Stroller Folds into a Backpack

QuickSmart invented a stroller that turns into a backpack.

If you have ever been (or will be) a parent, this is likely to become your favorite tool. Kids want in, then out then into a stroller and they are always needed. If you could just put the stroller on your back, it would be much easier.

This also comes in handy when you are taking the stroller through some tough terrain. Say you are at the park, and you want to take a trail. The young one is going to have to do some walking, but the stroller is safely on the back. It weighs about 9 pounds, which shouldn’t be much if on your back and will come in handy in those airport sprints.

What is really interesting is that the stroller is pretty advanced with a 5-point harness, canopy, padded seat, footrest, and built-in shopping basket with side pockets.

It costs about $160 to $194, which seems like a good price compared to other strollers I have seen and none of then fold up so nicely.

Republicans Push for Cutting Bay Area Transportation Funding

As a daily commuter in the Bay Area, I have been excited at the prospect of improved public transportation here. The high speed rail, the BART extension, the subway in San Francisco.
I was doubly excited to hear Obama’s commitment to national infrastructure improvement during his State of the Union.
Now to hear that Congress wants to cut this funding, affecting us here in the Bay Area, I must call upon my fellow Bay Area Commuters to go to support Obama when he comes to meet high tech business leaders on Thursday, February 17.

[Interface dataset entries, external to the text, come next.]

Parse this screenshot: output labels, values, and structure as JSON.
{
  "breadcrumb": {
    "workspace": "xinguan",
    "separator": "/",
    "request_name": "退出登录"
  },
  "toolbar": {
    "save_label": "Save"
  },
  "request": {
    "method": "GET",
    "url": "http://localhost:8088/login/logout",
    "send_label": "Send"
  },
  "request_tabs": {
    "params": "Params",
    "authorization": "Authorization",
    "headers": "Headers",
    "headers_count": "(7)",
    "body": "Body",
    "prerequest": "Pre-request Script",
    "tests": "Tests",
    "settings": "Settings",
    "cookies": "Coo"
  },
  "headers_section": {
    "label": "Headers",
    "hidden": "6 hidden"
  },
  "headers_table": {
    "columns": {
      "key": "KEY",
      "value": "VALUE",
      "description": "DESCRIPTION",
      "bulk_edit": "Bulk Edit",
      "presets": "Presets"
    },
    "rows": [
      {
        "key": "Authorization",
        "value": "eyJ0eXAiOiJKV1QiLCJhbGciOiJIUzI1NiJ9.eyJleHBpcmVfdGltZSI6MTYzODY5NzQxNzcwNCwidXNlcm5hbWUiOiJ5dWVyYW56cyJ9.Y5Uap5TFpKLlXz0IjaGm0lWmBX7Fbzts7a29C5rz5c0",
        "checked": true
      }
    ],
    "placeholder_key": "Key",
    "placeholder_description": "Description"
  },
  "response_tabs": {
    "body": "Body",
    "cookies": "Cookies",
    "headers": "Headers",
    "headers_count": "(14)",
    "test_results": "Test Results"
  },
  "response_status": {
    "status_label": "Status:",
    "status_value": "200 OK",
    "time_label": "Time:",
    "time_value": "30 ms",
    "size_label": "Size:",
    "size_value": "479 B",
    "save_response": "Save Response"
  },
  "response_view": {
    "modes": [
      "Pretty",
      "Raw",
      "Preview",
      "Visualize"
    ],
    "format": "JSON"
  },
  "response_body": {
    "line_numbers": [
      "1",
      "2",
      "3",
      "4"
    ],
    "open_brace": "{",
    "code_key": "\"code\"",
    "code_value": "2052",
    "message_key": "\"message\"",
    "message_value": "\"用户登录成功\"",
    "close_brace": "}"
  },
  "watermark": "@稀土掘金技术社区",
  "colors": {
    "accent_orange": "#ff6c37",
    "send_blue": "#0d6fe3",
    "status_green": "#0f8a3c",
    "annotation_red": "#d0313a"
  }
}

Original article posted By Gary Richards on Mercury News

One day after the Federal Transit Administration announced it would give the BART extension to San Jose $130 million as a down payment on $900 million in aid from Washington, political reality set in.

The Republican-controlled House Appropriations Committee now recommends slashing funds to new rail lines by 22 percent — cuts that could slow the flow of money for BART and 27 other projects across the country.

“Obviously, any of their cuts would set us backwards rather than going forward,” FTA administrator Peter Rogoff said Tuesday from Washington, D.C. “We want to work with the House Republicans on deficit reduction, but we are heading in opposite directions on infrastructure and investment.”

President Barack Obama’s budget calls for $3.2 billion for new rail lines across the country, up from $2 billion this year. San Francisco’s Central Subway line would get $200 million, with Sacramento in line for $50 million for light rail.

The Republican budget proposal set off a flurry of angry responses Tuesday. Rep. Mike Honda, D-San Jose, called it “another example of mindless budget slashing. We can’t win the future if we don’t have a 21st-century transportation infrastructure to take us there.”

William Millar, president of the American Public Transportation Association, said, “None of these cuts makes sense.”

Added Randy Rentschler of the Metropolitan Transportation Commission in Oakland, which allocates federal and state money to the nine counties in the region: “It is areas such as the Bay Area who need a balanced transportation system and who would be affected most by this proposal. We need more, not less funding.”

Easing the potential pain for transit agencies is the freeing up of $350 million in federal aid after New Jersey Gov. Chris Christie blocked construction of a commuter rail tunnel between New Jersey and Manhattan. This would have been one of the largest transit projects in the country, and nearly $9

billion of the $12.7 billion construction costs had been covered.But Christie canceled the project because it would have meant borrowing funds or raising the gas tax to cover the difference — moves he refused to make.

Michael Burns, the general manager of the Valley Transportation Authority that will build the BART extension, took heart, saying that even with the Republican budget proposal, nearly 80 percent of the new train program would be funded.

“This demonstrates that the new starts program has solid bipartisan support,” Burns said.

But issues remain, from opposition to increasing spending to questions about where Obama’s ambitious transportation budget would get more revenue.

It calls for spending $556 billion over the next six years. But only $230 billion would be covered by gas tax revenues over that period, according to the Congressional Budget Office.

“How does the president propose to bridge the $326 billion funding shortfall?” asked Ken Orski, editor and publisher of a widely read transportation newsletter and the associate administrator of the Urban Mass Transportation Administration under Presidents Nixon and Ford.

Last fall a panel of 80 transportation experts that included Norm Mineta, the director of transportation under President George W. Bush and a former congressman from San Jose, estimated that an additional $134 billion to $262 billion must be spent per year through 2035 to rebuild and improve the nation’s transportation infrastructure.

Locally, said Honda, that must mean delivering on the promise of federal money for BART.

“The long-awaited BART to Silicon Valley project is too important for businesses and jobs in our communities to be put in danger by political gimmicks,” Honda said, “and I will fight tooth and nail to make sure it gets the federal funds that it deserves.”